The temporary cemetery at Madingley is now known as the Cambridge American Cemetery and Memorial.  It was dedicated in 1956 and is the only permanent American WWII cemetery in the British Isles.

Emily Harper Rea and a number of the others killed in the plane crash on April 14, 1945, are still buried there.

 

 

 

A special thank you to William “Bill” Houlihan for sharing his remembrances of the crash of “Combined Operations.”  His photographs of the graveside memorial service are used with his permission.

 In remembrance of those killed in the crash on April 14, 1945 …

The Crew of “Combined Operations”

First Lieutenant Robert Vieille, Pilot, 23

Second Lieutenant Collins Liersch, Co-Pilot, 22

Flight Officer Howard LeCompte, Jr., Navigator, 24

Technical Sergeant Earnest Gallion, Engineer, 21

Staff Sergeant Chester Smalczewski, Radio Operator, 21

 The Passengers

Captain Wilber Butterfield, 24

Captain George Cubberly, 32

Second Lieutenant Austin Parrish, 28

Master Sergeant Derrell Jones, 35

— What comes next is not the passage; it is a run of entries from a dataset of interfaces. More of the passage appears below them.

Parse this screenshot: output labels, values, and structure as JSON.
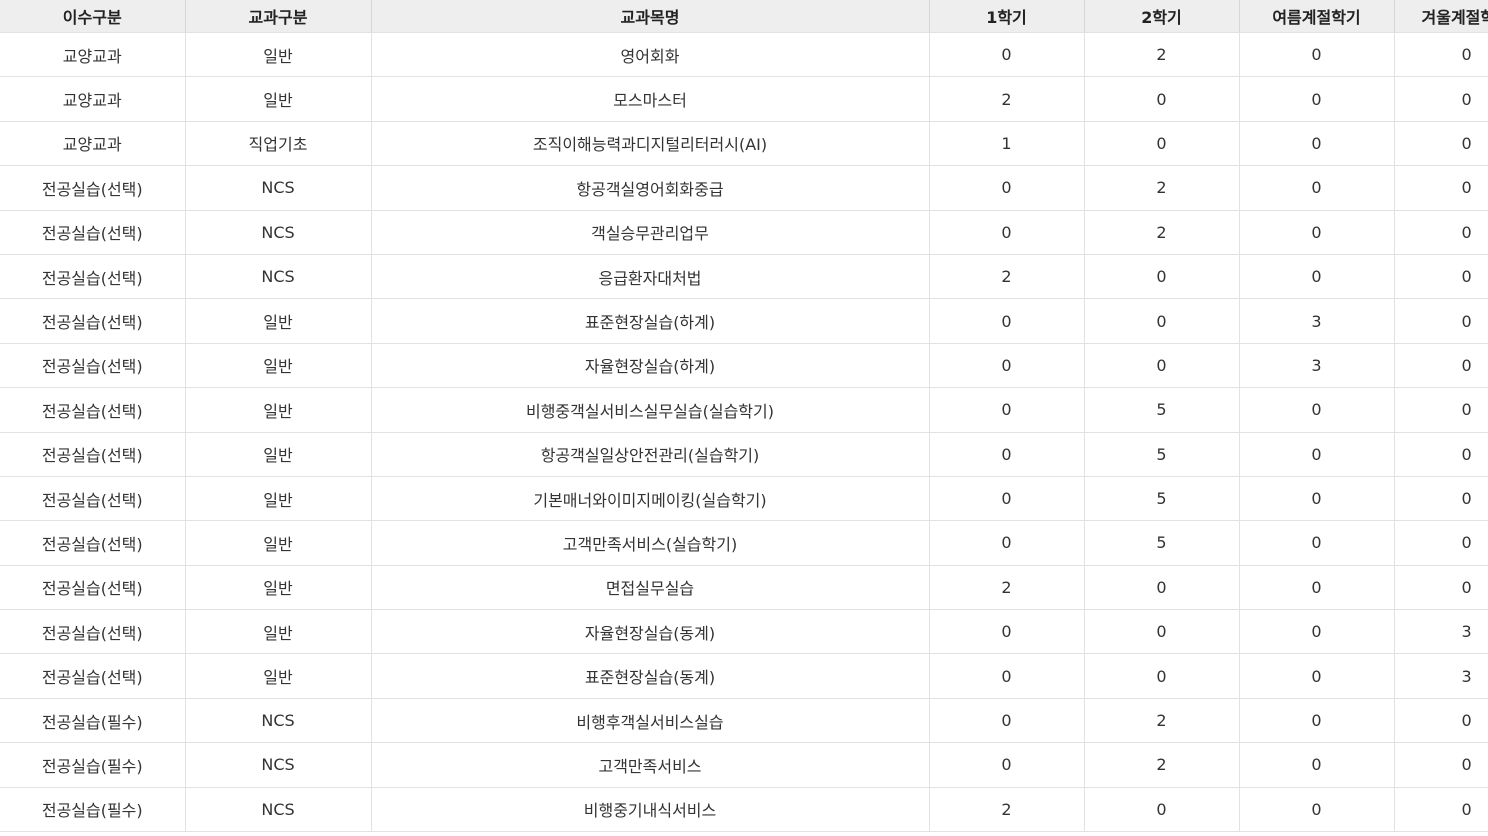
{
  "table": {
    "headers": [
      "이수구분",
      "교과구분",
      "교과목명",
      "1학기",
      "2학기",
      "여름계절학기",
      "겨울계절학기"
    ],
    "rows": [
      [
        "교양교과",
        "일반",
        "영어회화",
        "0",
        "2",
        "0",
        "0"
      ],
      [
        "교양교과",
        "일반",
        "모스마스터",
        "2",
        "0",
        "0",
        "0"
      ],
      [
        "교양교과",
        "직업기초",
        "조직이해능력과디지털리터러시(AI)",
        "1",
        "0",
        "0",
        "0"
      ],
      [
        "전공실습(선택)",
        "NCS",
        "항공객실영어회화중급",
        "0",
        "2",
        "0",
        "0"
      ],
      [
        "전공실습(선택)",
        "NCS",
        "객실승무관리업무",
        "0",
        "2",
        "0",
        "0"
      ],
      [
        "전공실습(선택)",
        "NCS",
        "응급환자대처법",
        "2",
        "0",
        "0",
        "0"
      ],
      [
        "전공실습(선택)",
        "일반",
        "표준현장실습(하계)",
        "0",
        "0",
        "3",
        "0"
      ],
      [
        "전공실습(선택)",
        "일반",
        "자율현장실습(하계)",
        "0",
        "0",
        "3",
        "0"
      ],
      [
        "전공실습(선택)",
        "일반",
        "비행중객실서비스실무실습(실습학기)",
        "0",
        "5",
        "0",
        "0"
      ],
      [
        "전공실습(선택)",
        "일반",
        "항공객실일상안전관리(실습학기)",
        "0",
        "5",
        "0",
        "0"
      ],
      [
        "전공실습(선택)",
        "일반",
        "기본매너와이미지메이킹(실습학기)",
        "0",
        "5",
        "0",
        "0"
      ],
      [
        "전공실습(선택)",
        "일반",
        "고객만족서비스(실습학기)",
        "0",
        "5",
        "0",
        "0"
      ],
      [
        "전공실습(선택)",
        "일반",
        "면접실무실습",
        "2",
        "0",
        "0",
        "0"
      ],
      [
        "전공실습(선택)",
        "일반",
        "자율현장실습(동계)",
        "0",
        "0",
        "0",
        "3"
      ],
      [
        "전공실습(선택)",
        "일반",
        "표준현장실습(동계)",
        "0",
        "0",
        "0",
        "3"
      ],
      [
        "전공실습(필수)",
        "NCS",
        "비행후객실서비스실습",
        "0",
        "2",
        "0",
        "0"
      ],
      [
        "전공실습(필수)",
        "NCS",
        "고객만족서비스",
        "0",
        "2",
        "0",
        "0"
      ],
      [
        "전공실습(필수)",
        "NCS",
        "비행중기내식서비스",
        "2",
        "0",
        "0",
        "0"
      ]
    ]
  }
}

Technical Sergeant William Starbuck, 27

Emily Harper Rea, American Red Cross, 33